Can you tell me a bit about yourself and the team behind the video?
We’re part of Prodigium Pictures, a social impact production company in Los Angeles. We produce films and videos that help people better understand the world and foster critical thought. Tessa and myself got involved into OSMS in late March of 2020 in the quest to do something useful during COVID. I focused on keeping track of the global Maker-made PPE tally while Tessa focused her energies on making this video.
We’re both film producers by trade, and spent the last 6 months of 2019 living in a remote farming village in Peru, which taught us a lot about how people all around the world have so much in common.
When Tessa came up with her vision for this video, representation was of primary importance for her. The individual clips were 90% shot by people in far-away places, many of them taking valuable time out of their PPE production days to film what they were doing. We credited all contributing organizations on the www.makebetternow.com website, which also serves as a platform for non-makers to discover efforts in their area and support them.

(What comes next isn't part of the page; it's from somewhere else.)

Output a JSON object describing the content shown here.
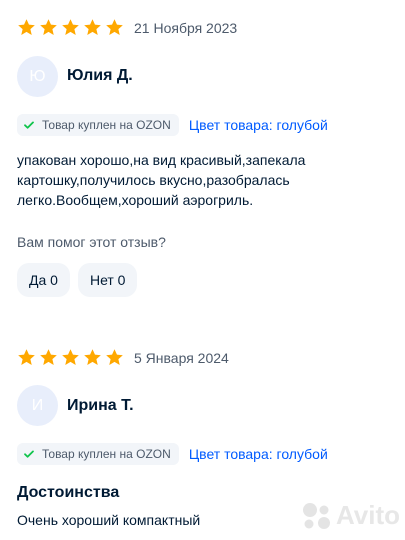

How did you track down so many different efforts in different countries?
There’s a spreadsheet with more than 100 different people from 20+ countries that we interacted with. We were already part of lots of Facebook Groups when Tessa envisioned this video, and the OSMS local response team (headed by Sabrina Merlo) helped tremendously with finding groups around the globe since OSMS was already actively tracking hundreds of them in 50+ countries.

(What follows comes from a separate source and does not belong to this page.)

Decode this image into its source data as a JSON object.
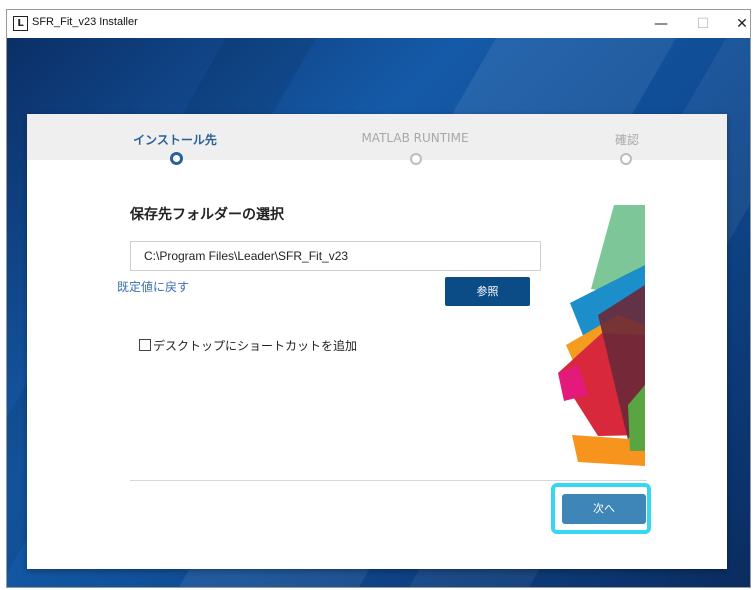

We spent 2.5 months on making the video, the majority of which was spent on communicating with individual people around the world (we used lots of Google Translate!) and ensuring we would get a true representation of the incredibly diverse maker responses out there – both in terms of people and in terms of technology.
Here’s a little map of the people we talked to and the countries they came from (light grey = unused submissions, green = footage we used)
Do you think this video will lead to a longer video project?
We’ve talked about turning this into a feature-length documentary, especially since we have so much footage already. That project is in an early planning phase and we’re looking into funding options for it; our goal would be to tell individual stories makers in 6 continents and how they dealt with the crisis. There’s an incredible wealth of serendipity in these stories, many of which we heard as part of this research process, so it’s certainly worth a feature-length project if we can get it off the ground.
This was a true labor of love with enormous challenges. We couldn’t have done it without the amazing makers we met along the way.